As the Chicago Cubs prepare for what could be another rough year, if not just a little better than 2013, one of the players to watch as the new 2014 gets underway is going to be Starlin Castro. Not only is the young shortstop going to be attempting to rebound from what was an absolutely dreadful year for him, there’s a chance that he could be fighting with his spot with the organization as prized prospect Javier Baez creeps ever-so-closer to the big leagues.
Castro posted the first negative WAR of his career and posted numbers that were the worst in his brief time on the North Side. He went for a slash line of just .245/.284/.347/.631, down from a batting average of .283 and an on-base clip of .323 the previous season. In each of the last three years, Castro has seen those percentages drop across the board, while his strikeout rate has gone up, all the way to 18 percent in 2013.
Despite the projections that his power will increase as his career wears on, Castro only put the ball over the wall 10 times and his stolen base amount dropped all the way to just nine. Castro attributed a great number of his struggles to too much coaching going on around him, both from the former staff in Chicago and from the front office. Fatigue can also be a factor, as Castro has only sat out a total of five games in three seasons, four of them being in 2011.
Defensively, Castro continued to struggle. Despite showing improvement over the course of the 2012 season, 2013 represented a regression with the glove, as his UZR slipped back into the negative, at -3.3 for the season. It’s a combination of it all that has many questioning whether Castro has a spot in Chicago for the future, and whether that spot will be at shortstop.

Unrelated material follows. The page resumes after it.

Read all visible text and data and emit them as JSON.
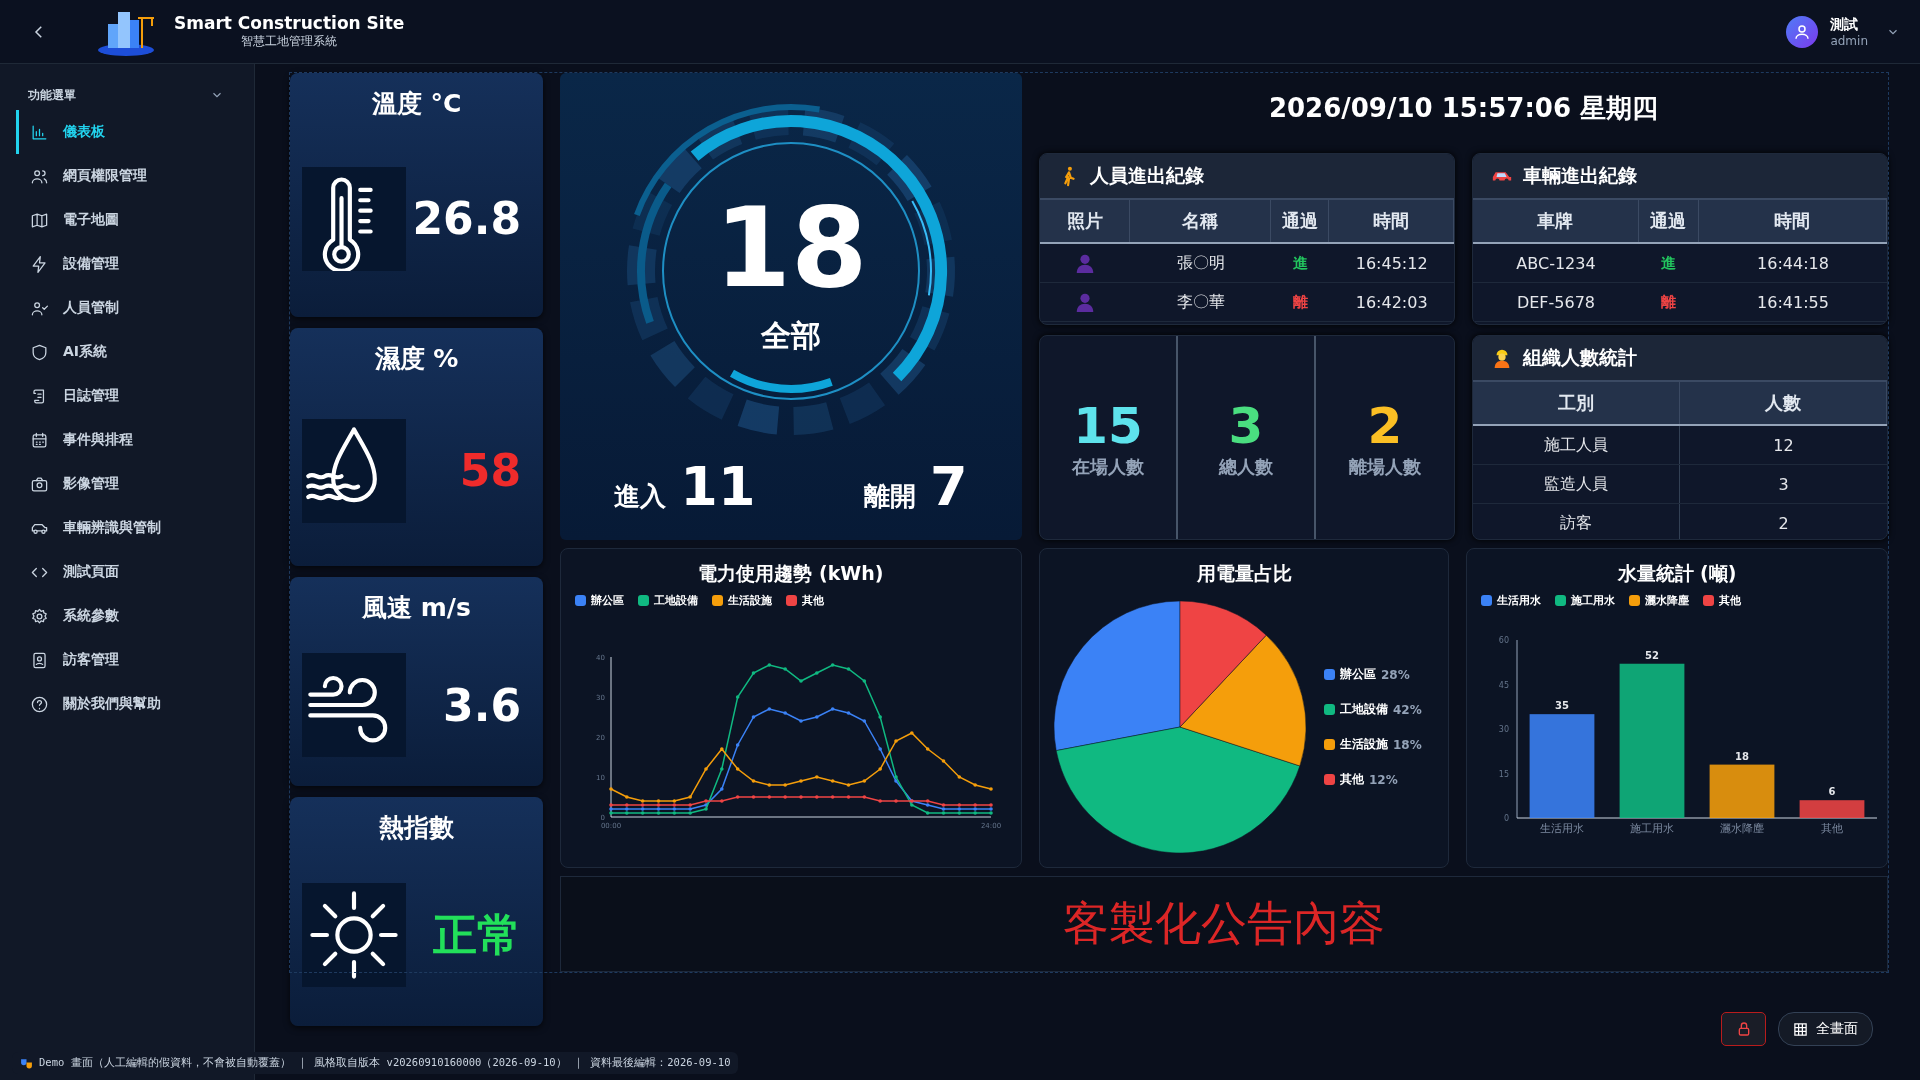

There are certainly questions for the 23-year-old. His work ethic has been questioned, though it remains to be seen how much validity there actually is there. Does he possess the type of psychological makeup required to rebound? Therein may lie a valid question. Of course, with a fresh start with a new staff and virtually no trade rumors, indicating that the Cubs still have faith in him, he should be able to rebound. If he does, it may be a position change to second or third in order to fit Baez into the mix when he’s ready (likely at some point this summer).
The Cubs have said that Javier Baez is not changing positions. Which means that Castro is either changing positions or is being shipped out at some point. The former would present a much more favorable situation for the Cubs, as it would mean that he rebounded. Keeping that bat around, especially if he ends up at second, would give the Cubs an outstanding middle infield, perhaps among the best in baseball. Of course, that’s assuming that Starlin Castro is able to recover from a disastrous 2013 season. Until we see what 2014 has in store for him, it’s very difficult to project what the future holds for Castro in Chicago.